Interface dataset entries
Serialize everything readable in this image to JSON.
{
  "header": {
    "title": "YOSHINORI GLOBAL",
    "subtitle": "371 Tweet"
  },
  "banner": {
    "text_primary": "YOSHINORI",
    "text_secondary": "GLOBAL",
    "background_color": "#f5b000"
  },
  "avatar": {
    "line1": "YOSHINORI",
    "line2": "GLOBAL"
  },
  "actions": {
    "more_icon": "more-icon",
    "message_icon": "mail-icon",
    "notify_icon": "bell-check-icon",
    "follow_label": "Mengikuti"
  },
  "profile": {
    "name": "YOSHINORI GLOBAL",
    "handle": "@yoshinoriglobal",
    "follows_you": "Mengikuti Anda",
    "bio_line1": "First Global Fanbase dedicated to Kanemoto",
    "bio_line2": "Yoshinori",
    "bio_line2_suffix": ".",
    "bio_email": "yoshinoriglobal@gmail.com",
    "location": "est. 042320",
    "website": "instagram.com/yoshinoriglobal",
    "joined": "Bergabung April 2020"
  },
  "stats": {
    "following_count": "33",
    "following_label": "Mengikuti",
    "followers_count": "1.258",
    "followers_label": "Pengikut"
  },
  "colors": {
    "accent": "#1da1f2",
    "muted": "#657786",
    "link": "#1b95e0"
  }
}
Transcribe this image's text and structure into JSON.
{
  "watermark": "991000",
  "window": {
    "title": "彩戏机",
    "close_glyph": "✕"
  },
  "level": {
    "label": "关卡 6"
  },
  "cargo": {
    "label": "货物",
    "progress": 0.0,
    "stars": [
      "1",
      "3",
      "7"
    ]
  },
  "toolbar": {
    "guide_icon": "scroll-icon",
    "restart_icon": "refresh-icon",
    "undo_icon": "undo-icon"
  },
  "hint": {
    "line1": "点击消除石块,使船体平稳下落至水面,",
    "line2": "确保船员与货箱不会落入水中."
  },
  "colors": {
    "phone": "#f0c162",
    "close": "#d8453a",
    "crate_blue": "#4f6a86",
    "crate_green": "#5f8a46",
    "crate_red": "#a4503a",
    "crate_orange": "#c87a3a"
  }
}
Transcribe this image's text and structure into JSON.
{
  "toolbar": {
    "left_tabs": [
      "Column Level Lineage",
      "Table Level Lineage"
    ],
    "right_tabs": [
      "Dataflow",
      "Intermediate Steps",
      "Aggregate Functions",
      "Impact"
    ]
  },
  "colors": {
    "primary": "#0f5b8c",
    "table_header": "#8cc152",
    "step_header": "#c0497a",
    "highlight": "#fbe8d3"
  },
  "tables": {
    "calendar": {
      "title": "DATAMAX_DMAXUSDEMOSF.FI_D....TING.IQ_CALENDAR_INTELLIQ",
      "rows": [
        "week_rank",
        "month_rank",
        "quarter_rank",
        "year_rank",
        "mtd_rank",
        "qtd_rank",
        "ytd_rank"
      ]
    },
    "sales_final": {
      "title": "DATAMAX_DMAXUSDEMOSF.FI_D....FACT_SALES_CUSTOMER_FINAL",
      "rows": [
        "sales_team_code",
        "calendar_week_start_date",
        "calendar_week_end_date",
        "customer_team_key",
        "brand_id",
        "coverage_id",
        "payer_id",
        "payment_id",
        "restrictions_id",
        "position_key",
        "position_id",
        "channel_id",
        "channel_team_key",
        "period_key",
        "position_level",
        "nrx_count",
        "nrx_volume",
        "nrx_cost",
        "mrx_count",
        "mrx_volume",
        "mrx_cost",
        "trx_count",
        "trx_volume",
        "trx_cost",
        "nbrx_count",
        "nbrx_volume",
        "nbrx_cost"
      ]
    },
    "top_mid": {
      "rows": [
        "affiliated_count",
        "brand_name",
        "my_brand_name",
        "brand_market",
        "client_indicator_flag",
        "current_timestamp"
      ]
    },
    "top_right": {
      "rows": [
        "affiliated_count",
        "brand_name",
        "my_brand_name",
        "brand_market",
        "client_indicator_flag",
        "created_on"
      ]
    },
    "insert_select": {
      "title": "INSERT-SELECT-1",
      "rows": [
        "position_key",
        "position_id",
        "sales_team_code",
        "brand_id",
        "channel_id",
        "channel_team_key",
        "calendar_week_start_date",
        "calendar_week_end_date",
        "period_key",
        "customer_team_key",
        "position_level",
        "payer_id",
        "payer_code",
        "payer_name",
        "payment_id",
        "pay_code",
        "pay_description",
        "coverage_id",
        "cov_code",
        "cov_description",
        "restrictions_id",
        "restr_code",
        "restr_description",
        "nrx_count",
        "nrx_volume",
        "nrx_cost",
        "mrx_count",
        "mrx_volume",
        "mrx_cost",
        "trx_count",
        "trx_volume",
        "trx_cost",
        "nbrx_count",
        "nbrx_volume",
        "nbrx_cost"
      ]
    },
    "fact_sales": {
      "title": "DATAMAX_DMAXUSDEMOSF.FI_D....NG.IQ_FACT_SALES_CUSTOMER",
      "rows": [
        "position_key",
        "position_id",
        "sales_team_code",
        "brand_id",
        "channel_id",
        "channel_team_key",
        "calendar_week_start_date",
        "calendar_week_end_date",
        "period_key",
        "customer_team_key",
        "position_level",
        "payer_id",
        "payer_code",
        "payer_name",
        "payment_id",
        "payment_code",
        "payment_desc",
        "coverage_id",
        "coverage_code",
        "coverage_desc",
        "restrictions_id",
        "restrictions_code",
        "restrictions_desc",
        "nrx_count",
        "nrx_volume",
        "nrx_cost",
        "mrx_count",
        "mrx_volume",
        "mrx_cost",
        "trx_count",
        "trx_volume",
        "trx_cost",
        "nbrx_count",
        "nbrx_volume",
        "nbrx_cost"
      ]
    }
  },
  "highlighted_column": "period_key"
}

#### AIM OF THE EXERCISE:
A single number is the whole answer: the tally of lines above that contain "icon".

#### WORKED SOLUTION:
6